Todd Entrekin makes just under $95,000 a year as the sheriff of Alabama's Etowah County, but somehow he and his wife Karen (an ex-probation officer) have $1.7 million in property spread over two counties. AL.com reports that how he paid for all of this is now being called into question due to some ethics disclosure paperwork he recently filed with the state, in which he noted he has received more than $750,000 in "compensation" over the past three years from a "Food Provisions" account—namely, funds offered by federal, state, and municipal governments to feed prisoners in the Etowah County Jail. And Entrekin says it's completely legal, based on an antiquated state law passed before World War II that apparently allows sheriffs to keep "excess" funds meant to feed prisoners. AL.com says the state law is "likely" being exploited by other Alabama sheriffs as well.

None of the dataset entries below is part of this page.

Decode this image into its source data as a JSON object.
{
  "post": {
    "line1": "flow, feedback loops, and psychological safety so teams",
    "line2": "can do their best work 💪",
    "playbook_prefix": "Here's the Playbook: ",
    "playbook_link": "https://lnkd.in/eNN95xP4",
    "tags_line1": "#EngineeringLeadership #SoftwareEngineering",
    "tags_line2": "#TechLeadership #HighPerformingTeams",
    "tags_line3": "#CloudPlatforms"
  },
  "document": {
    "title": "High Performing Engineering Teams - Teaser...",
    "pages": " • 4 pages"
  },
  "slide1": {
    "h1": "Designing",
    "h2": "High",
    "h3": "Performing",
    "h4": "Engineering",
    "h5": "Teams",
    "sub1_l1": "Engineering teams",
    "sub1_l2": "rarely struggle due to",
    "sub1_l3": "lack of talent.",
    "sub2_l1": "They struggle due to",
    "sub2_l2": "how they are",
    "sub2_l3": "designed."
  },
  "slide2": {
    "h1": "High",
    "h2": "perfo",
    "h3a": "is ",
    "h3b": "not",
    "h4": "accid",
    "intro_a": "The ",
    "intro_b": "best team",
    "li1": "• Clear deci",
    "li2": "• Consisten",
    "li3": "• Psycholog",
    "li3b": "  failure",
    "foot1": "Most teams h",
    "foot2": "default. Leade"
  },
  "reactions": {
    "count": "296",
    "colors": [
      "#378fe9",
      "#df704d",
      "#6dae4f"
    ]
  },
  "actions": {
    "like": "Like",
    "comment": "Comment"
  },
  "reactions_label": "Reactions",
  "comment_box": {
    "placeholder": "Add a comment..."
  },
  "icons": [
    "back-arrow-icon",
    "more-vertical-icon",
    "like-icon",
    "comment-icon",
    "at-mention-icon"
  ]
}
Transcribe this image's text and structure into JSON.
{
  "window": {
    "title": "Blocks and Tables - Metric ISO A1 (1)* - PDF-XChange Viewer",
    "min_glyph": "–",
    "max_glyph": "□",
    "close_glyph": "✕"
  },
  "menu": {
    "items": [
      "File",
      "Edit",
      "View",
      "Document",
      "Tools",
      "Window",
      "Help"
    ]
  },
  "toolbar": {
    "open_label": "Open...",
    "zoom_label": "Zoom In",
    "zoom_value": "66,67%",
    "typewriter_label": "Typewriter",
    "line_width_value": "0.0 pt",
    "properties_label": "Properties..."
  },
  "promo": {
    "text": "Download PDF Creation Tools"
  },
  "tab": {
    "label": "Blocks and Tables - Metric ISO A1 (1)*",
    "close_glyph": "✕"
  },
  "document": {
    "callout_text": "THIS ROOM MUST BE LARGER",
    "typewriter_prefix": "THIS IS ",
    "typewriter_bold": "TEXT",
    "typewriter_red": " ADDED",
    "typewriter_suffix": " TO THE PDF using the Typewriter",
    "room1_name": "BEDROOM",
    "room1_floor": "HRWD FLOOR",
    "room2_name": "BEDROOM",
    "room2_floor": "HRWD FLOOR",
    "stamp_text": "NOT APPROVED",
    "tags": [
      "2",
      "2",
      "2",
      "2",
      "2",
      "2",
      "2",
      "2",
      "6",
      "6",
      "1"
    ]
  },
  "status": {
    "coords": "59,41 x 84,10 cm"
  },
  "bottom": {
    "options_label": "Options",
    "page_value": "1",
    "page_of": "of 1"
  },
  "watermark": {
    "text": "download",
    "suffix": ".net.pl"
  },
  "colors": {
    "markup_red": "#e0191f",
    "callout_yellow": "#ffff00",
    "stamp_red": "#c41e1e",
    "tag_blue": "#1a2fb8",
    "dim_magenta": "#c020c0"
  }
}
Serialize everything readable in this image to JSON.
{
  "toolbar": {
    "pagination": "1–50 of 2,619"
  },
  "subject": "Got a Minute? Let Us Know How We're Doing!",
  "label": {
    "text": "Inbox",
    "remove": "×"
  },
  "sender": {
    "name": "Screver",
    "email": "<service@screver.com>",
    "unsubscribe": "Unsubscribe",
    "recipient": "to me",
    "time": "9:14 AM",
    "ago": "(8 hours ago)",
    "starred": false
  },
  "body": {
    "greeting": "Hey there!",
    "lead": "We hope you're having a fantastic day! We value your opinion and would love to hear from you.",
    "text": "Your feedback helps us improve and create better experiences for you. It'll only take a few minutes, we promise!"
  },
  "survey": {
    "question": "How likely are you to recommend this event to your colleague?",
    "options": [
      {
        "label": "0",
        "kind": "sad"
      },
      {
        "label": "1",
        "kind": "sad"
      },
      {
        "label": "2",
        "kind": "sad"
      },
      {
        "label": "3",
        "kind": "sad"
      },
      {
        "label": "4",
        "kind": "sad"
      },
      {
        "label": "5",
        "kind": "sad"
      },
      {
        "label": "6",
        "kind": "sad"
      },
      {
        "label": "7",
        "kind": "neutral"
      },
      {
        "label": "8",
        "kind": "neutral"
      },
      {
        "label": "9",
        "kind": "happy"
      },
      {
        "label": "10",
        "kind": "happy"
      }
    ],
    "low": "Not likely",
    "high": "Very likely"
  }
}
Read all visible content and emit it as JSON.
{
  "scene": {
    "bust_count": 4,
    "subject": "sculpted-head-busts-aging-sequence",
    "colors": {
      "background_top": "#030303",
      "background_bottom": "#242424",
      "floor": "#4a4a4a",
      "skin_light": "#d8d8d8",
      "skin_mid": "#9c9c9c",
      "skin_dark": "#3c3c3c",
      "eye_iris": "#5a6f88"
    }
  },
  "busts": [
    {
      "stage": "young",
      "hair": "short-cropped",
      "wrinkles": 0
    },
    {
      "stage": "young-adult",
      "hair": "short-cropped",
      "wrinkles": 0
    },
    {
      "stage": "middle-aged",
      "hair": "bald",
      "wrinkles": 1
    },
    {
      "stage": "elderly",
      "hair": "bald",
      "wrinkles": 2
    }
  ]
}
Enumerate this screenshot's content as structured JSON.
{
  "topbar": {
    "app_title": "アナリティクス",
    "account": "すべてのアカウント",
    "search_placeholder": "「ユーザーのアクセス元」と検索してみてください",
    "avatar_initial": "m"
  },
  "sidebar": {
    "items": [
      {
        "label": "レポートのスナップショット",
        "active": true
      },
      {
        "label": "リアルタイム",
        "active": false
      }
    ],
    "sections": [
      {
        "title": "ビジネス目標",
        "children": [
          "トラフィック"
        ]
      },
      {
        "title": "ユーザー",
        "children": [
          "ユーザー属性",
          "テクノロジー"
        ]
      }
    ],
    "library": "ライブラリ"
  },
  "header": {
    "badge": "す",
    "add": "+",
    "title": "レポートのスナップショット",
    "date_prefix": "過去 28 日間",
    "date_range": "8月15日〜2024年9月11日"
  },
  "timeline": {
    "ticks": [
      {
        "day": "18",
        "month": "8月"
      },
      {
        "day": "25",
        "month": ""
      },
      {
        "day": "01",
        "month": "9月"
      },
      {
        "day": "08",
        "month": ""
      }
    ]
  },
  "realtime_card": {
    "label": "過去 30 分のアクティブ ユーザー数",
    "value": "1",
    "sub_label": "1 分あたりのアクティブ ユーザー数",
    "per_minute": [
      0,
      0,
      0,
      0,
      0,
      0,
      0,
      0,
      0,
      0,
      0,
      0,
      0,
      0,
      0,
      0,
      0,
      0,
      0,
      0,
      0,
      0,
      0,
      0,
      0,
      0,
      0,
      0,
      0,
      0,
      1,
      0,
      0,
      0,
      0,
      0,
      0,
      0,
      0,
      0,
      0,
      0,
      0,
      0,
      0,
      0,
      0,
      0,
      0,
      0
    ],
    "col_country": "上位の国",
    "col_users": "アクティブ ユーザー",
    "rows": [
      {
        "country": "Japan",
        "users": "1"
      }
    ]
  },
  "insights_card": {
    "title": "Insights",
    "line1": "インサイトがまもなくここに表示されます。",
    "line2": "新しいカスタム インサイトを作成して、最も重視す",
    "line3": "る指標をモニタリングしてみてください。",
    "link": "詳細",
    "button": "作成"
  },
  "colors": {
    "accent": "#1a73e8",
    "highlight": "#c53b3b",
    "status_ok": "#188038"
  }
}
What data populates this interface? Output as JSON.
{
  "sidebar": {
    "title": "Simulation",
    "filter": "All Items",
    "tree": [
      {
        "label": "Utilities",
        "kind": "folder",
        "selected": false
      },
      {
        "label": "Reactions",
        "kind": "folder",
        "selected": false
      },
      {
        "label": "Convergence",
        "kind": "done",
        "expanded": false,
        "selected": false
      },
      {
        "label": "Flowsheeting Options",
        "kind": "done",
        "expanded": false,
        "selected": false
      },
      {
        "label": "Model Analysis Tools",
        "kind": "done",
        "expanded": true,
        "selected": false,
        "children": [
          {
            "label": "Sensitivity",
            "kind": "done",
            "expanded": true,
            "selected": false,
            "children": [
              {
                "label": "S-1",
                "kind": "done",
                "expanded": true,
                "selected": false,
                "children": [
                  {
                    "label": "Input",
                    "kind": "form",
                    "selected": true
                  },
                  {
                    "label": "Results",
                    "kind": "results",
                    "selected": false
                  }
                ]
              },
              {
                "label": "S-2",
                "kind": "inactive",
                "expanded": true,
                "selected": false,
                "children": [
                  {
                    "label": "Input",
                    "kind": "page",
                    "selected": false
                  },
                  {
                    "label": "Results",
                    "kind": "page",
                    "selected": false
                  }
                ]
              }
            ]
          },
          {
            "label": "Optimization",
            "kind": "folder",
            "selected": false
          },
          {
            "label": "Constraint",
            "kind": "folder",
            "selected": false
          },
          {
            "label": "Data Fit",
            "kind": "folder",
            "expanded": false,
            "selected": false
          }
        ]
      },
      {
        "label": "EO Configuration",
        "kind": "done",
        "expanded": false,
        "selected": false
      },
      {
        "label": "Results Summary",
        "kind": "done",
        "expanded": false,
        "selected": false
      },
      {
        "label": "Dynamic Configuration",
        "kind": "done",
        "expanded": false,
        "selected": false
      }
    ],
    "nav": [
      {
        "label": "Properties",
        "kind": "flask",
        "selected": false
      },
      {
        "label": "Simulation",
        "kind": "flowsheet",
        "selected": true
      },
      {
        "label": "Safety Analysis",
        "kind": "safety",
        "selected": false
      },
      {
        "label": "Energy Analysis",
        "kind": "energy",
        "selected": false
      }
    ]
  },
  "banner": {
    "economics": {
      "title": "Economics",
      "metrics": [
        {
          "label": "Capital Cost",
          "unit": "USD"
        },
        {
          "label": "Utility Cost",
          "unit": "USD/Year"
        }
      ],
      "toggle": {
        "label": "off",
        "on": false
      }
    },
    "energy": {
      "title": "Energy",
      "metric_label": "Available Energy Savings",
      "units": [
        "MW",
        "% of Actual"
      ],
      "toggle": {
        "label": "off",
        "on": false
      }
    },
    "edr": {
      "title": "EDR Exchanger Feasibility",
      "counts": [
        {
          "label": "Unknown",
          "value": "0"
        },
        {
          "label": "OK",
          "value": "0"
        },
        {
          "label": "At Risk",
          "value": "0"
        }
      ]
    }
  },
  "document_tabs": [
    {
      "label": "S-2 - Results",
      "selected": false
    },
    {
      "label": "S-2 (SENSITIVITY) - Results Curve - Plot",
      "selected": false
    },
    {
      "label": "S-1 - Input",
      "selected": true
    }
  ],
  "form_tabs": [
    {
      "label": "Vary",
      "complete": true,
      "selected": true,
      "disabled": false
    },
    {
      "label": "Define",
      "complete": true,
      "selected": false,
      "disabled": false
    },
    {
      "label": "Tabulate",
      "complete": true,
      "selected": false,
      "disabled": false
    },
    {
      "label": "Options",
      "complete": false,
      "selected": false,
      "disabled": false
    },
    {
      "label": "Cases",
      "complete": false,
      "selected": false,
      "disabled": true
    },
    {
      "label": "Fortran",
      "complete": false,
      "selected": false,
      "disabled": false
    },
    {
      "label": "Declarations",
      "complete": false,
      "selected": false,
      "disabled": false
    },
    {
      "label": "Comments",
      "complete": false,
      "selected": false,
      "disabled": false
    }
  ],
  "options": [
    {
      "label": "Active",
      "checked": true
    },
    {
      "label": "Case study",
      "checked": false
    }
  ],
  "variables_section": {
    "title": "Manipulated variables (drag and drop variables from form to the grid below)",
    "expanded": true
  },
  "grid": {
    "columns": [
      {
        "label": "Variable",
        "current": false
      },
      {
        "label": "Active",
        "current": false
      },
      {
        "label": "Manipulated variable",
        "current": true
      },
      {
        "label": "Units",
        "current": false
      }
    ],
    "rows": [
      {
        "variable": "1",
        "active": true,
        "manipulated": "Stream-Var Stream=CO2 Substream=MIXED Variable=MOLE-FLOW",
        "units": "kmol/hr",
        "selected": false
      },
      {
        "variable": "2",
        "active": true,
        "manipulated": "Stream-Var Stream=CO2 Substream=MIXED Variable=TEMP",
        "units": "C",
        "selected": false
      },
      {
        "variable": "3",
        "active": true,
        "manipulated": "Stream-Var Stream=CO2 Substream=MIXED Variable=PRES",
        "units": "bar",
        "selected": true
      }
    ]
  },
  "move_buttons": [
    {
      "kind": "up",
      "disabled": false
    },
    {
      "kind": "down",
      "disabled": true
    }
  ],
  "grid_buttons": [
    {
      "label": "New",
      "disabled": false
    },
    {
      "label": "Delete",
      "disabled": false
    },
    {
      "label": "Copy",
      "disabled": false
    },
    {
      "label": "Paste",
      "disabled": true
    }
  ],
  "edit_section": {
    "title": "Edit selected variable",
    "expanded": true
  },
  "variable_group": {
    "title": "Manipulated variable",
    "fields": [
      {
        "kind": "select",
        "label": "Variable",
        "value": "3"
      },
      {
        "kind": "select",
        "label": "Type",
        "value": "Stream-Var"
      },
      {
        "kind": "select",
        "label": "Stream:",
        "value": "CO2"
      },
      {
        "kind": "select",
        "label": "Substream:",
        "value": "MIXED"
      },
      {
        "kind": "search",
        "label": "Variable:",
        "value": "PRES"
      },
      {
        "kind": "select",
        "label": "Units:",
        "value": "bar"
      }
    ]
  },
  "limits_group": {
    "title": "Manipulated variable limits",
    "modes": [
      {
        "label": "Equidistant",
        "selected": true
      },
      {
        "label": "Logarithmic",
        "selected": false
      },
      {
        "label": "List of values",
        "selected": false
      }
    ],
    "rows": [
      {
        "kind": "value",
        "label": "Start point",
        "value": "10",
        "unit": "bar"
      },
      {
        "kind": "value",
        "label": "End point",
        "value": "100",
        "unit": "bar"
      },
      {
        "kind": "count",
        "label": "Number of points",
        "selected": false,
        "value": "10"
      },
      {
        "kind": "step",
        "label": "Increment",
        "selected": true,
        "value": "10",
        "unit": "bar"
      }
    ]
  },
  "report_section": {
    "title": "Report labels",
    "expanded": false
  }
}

However, other counties that end up with a surplus give the money to the county government so it can be put to use elsewhere instead of lining the sheriffs' pockets. "I believe the funds belong to the taxpayers and any excess funds should go toward things that benefit the taxpayer," the police chief of Rainbow City, who used to work under the former Etowah County sheriff, says. "There's been a tremendous amount of money left over that shouldn't be used as a bonus check." Two advocacy groups filed suit in January against 49 Alabama sheriffs who won't show financials around their prison feeding programs. In Etowah County's case, AL.com is also probing county contracts awarded to companies that have donated to Entrekin campaigns. Meanwhile, Entrekin says he's "getting beat up" for sticking to the law and that attacks against him are "politically motivated," the Gadsden Times reports.